She was a slender brunette with a slight smile, her hair cut chin length with one side tucked behind an ear. She had legs from here to ya-ya. Unlike most attractive women in L.A., she was totally un-selfconscious about her figure. She moved almost as if she didn't realize she was slender and utterly, heartbreakingly adorable. And she appeared to be the odd person out of the group. She stood behind her main group when she walked in, and her friend (slavic looking, brunette with blue eyes) looked like she was trying to get her to talk to other men (she kept pointing out clusters of guys, which included, according to my buddy, yours truly). My buddy thought she might be the geek of the group, and I agreed. But what really got me was she danced. While all her friends were at the edge of the dance floor watching people dance, she was dancing, swaying her hips to the music (and in rhythm too!) Then I lost sight of her. Her group of friends went off to the bar, but I couldn't see her. There was a good reason for that: She went onto the dancefloor on her own, without her buddies.
I looked at the guys in mouth-breather wallflower mode. I looked at her friends who were busy preening themselves in hopes of getting the guys to notice them. I looked at her dancing and not caring where her friends were. And I knew if I didn't make a move now, I'd deserve to be a miserable sod in a cruddy beige suit coming home to cats and porn.
I made my way through the dancefloor, and did one song's worth of recon. She was cute. She was un-selfconscious. She knew how to move.
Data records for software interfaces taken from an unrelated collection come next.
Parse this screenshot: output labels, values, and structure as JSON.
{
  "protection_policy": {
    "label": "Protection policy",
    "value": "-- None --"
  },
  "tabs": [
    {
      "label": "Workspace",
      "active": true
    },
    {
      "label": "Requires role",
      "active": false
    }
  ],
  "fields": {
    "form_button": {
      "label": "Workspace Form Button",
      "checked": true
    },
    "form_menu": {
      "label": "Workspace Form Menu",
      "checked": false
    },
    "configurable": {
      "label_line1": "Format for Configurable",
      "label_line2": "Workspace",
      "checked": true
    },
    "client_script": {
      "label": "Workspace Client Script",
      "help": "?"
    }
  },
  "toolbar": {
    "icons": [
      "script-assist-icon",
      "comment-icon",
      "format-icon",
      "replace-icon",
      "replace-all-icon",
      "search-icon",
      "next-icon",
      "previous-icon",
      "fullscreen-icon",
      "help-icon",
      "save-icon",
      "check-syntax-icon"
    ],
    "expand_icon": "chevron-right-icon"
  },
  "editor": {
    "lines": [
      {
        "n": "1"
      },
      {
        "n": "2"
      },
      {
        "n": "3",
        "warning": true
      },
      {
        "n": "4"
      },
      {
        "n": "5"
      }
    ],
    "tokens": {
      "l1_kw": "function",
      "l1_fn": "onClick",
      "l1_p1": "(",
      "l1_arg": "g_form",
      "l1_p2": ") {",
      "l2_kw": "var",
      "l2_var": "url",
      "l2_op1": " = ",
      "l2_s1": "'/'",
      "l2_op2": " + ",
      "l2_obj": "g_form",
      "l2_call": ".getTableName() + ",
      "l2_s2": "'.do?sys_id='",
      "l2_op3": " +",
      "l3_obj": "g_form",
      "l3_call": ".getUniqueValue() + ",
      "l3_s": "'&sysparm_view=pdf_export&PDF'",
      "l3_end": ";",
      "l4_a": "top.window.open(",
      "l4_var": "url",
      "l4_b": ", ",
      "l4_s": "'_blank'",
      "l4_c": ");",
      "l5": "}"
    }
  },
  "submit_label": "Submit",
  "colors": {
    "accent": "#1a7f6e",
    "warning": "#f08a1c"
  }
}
As soon as the band (70s funk cover band) started into cheesy banter mode, I tapped her on the shoulder and said, "You're a great dancer. Do you wanna dance?" She said, "What?" (OK, not the response I was hoping for). So I repeated myself, and she said, "What?" Finally, I said, "Do you want to dance?" Her slight smile became a big grin, and she said, "OK." I introduced myself, and she said her name was Nadia (I think it was Nadia--it was loud and she had a foreign accent--foreign accent, could she be even more adorable?)
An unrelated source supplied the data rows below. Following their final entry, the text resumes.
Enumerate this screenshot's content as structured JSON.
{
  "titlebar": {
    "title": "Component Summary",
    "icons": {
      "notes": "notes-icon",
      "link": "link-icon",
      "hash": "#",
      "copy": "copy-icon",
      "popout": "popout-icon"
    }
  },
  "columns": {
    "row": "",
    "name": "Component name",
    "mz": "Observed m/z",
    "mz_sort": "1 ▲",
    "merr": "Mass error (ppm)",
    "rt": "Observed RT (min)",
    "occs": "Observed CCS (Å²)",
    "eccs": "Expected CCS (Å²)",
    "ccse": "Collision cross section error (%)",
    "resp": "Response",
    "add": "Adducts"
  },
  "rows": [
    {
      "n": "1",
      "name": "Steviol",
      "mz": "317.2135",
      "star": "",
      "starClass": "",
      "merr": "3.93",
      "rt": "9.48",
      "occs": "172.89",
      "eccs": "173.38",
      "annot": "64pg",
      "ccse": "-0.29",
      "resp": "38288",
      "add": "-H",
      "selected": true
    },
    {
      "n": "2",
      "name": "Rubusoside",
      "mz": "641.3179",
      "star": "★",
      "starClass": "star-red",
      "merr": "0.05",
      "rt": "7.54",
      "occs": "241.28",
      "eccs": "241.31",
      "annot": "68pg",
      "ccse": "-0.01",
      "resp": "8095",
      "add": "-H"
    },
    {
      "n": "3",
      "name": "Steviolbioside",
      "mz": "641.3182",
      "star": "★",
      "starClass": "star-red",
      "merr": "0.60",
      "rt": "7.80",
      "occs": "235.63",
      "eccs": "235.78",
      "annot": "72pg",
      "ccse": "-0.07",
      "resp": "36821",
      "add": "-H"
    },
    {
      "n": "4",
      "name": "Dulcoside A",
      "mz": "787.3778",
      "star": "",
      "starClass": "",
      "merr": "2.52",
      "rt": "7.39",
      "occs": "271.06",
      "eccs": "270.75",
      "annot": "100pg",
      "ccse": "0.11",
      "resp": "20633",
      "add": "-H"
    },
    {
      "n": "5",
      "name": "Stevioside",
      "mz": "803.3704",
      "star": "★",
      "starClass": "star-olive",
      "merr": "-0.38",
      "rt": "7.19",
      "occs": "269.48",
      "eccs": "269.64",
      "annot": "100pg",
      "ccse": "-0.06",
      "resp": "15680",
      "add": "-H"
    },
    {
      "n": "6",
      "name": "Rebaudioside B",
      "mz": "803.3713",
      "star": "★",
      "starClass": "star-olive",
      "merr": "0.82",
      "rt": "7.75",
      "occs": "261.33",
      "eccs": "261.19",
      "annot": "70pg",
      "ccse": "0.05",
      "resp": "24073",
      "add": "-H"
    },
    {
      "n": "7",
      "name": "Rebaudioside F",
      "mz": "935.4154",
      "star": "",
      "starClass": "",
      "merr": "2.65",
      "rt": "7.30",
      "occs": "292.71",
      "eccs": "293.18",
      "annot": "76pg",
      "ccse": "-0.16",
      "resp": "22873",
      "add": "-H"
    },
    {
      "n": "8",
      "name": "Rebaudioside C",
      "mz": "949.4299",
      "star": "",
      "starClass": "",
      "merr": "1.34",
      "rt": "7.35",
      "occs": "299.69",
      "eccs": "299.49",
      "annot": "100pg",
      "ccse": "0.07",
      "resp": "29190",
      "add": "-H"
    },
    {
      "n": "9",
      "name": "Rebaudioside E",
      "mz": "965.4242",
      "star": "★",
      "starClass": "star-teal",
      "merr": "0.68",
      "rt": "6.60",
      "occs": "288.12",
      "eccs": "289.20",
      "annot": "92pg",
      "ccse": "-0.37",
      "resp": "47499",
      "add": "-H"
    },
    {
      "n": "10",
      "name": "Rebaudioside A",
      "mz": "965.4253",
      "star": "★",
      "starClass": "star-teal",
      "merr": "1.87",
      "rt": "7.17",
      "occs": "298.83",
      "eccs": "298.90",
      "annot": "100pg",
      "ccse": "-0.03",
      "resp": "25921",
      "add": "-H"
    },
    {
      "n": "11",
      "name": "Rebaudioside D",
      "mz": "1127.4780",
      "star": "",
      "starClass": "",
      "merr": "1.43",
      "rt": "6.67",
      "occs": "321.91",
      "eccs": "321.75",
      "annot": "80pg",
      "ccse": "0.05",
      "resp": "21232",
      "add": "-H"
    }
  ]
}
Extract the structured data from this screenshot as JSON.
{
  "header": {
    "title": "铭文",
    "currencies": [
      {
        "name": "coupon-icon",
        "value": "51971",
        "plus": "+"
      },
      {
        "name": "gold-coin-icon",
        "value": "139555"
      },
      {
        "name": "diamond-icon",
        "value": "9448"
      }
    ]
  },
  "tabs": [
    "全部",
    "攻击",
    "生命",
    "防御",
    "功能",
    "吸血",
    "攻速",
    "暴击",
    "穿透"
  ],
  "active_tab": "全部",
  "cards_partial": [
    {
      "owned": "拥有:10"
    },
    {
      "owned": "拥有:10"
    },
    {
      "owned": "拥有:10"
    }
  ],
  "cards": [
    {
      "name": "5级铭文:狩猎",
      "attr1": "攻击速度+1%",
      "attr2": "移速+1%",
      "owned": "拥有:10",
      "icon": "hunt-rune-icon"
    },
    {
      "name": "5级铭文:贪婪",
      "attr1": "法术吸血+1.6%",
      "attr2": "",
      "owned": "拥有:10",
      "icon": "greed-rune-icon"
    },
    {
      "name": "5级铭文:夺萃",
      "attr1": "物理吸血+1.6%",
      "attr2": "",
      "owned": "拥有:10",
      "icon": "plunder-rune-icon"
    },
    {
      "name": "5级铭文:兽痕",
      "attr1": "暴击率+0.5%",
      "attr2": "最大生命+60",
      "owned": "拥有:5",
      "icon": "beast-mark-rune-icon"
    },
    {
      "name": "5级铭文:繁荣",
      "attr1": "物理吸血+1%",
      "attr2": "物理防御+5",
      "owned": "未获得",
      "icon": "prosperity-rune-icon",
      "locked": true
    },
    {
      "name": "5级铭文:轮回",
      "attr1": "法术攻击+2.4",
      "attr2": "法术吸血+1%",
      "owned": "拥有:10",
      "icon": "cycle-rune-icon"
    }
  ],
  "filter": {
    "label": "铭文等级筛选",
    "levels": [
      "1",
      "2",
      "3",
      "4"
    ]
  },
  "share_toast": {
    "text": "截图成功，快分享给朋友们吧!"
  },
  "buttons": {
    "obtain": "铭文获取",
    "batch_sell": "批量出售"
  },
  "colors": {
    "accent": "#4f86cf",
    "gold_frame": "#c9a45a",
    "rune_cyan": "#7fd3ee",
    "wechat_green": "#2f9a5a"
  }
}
Now, a lot of times, when a guy asks a girl if she wants to dance, she says sure, but in a "I have nothing better to do" sort of way and never makes eye contact. For two songs, Nadia kept looking at me and giving me a big grin. Then her friends, the Ring of Death, made their way to the dance floor. She touched my arm and said, "Thank you for the dance," in that foreign accent of hers (either Eastern European or Middle Eastern).
I wish I could say I ended up with her phone number that night (Oh God do I wish I ended up with her phone number that night) but alas, I didn't. She returned to the circle of death. Eventually, she went outside with a couple of friends, and I saw some guys trying to chat them up (but Nadia had her arms crossed in the universal sign of don't talk to me). When my buddy and I decided to leave, she was still with her friends in the outside version of the Ring of Death, but I swear her smile widened when I passed by. In a moment of self-doubt, I didn't say hi as I walked out (plus my buddy saying "C'mon, talk to her, talk to her" just as we passed her probably wasn't that conducive to me chatting her up).
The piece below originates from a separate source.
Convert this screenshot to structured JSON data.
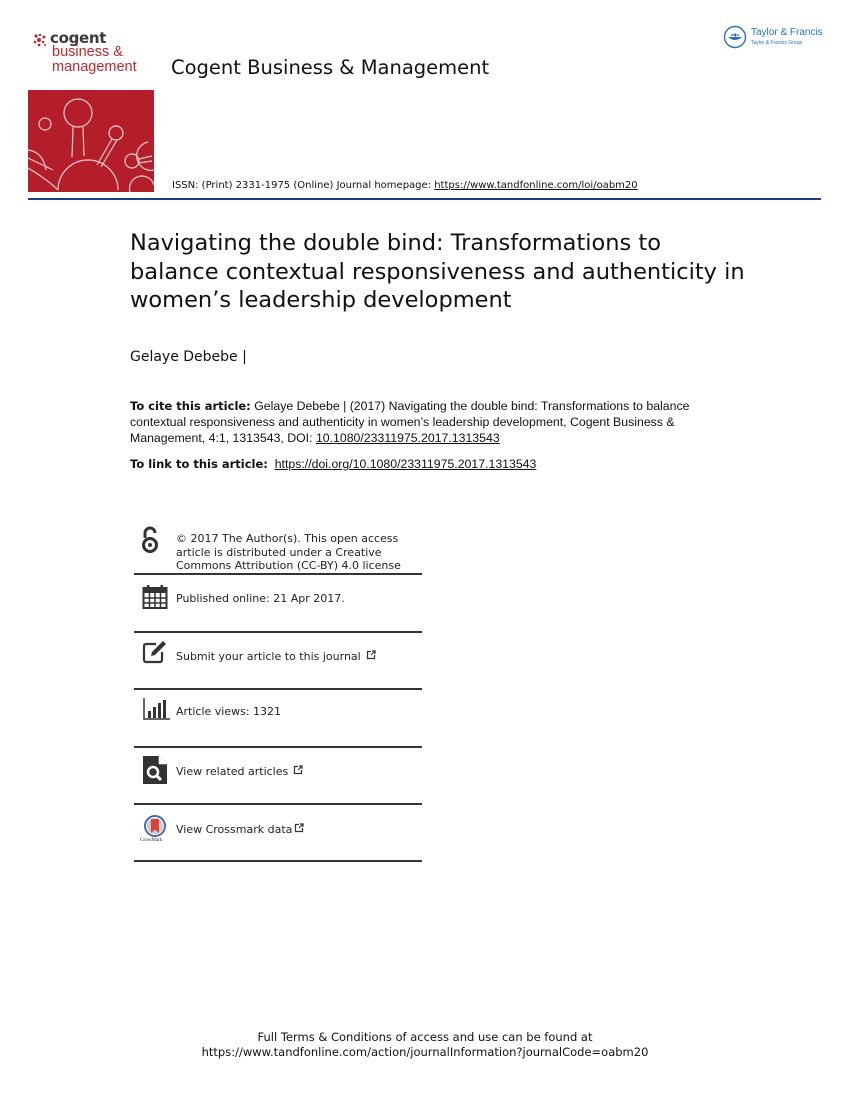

But, at least I know that I can make an adorable, slender brunette with a foreign accent smile.